▶ TASK INSTRUCTIONS:
Copy out the entries exactly. Print them in full.

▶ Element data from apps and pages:
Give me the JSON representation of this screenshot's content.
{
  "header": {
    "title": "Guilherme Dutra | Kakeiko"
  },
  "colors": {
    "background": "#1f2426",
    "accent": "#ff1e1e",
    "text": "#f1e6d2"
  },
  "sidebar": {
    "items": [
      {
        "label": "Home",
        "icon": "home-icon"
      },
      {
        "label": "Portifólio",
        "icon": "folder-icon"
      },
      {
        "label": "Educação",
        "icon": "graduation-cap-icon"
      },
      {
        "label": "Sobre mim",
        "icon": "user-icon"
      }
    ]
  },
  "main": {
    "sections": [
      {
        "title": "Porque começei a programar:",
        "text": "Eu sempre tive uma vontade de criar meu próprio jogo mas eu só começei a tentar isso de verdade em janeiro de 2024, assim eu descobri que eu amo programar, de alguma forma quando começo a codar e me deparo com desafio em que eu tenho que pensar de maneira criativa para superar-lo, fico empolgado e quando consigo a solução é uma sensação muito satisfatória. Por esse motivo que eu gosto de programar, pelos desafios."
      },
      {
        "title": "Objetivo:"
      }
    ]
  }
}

▶ ANSWER BOX:
Give me the JSON representation of this screenshot's content.
{
  "header": {
    "title": "Guilherme Dutra | Kakeiko"
  },
  "colors": {
    "background": "#1f2426",
    "accent": "#ff1e1e",
    "text": "#f1e6d2"
  },
  "sidebar": {
    "items": [
      {
        "label": "Home",
        "icon": "home-icon"
      },
      {
        "label": "Portifólio",
        "icon": "folder-icon"
      },
      {
        "label": "Educação",
        "icon": "graduation-cap-icon"
      },
      {
        "label": "Sobre mim",
        "icon": "user-icon"
      }
    ]
  },
  "main": {
    "sections": [
      {
        "title": "Porque começei a programar:",
        "text": "Eu sempre tive uma vontade de criar meu próprio jogo mas eu só começei a tentar isso de verdade em janeiro de 2024, assim eu descobri que eu amo programar, de alguma forma quando começo a codar e me deparo com desafio em que eu tenho que pensar de maneira criativa para superar-lo, fico empolgado e quando consigo a solução é uma sensação muito satisfatória. Por esse motivo que eu gosto de programar, pelos desafios."
      },
      {
        "title": "Objetivo:"
      }
    ]
  }
}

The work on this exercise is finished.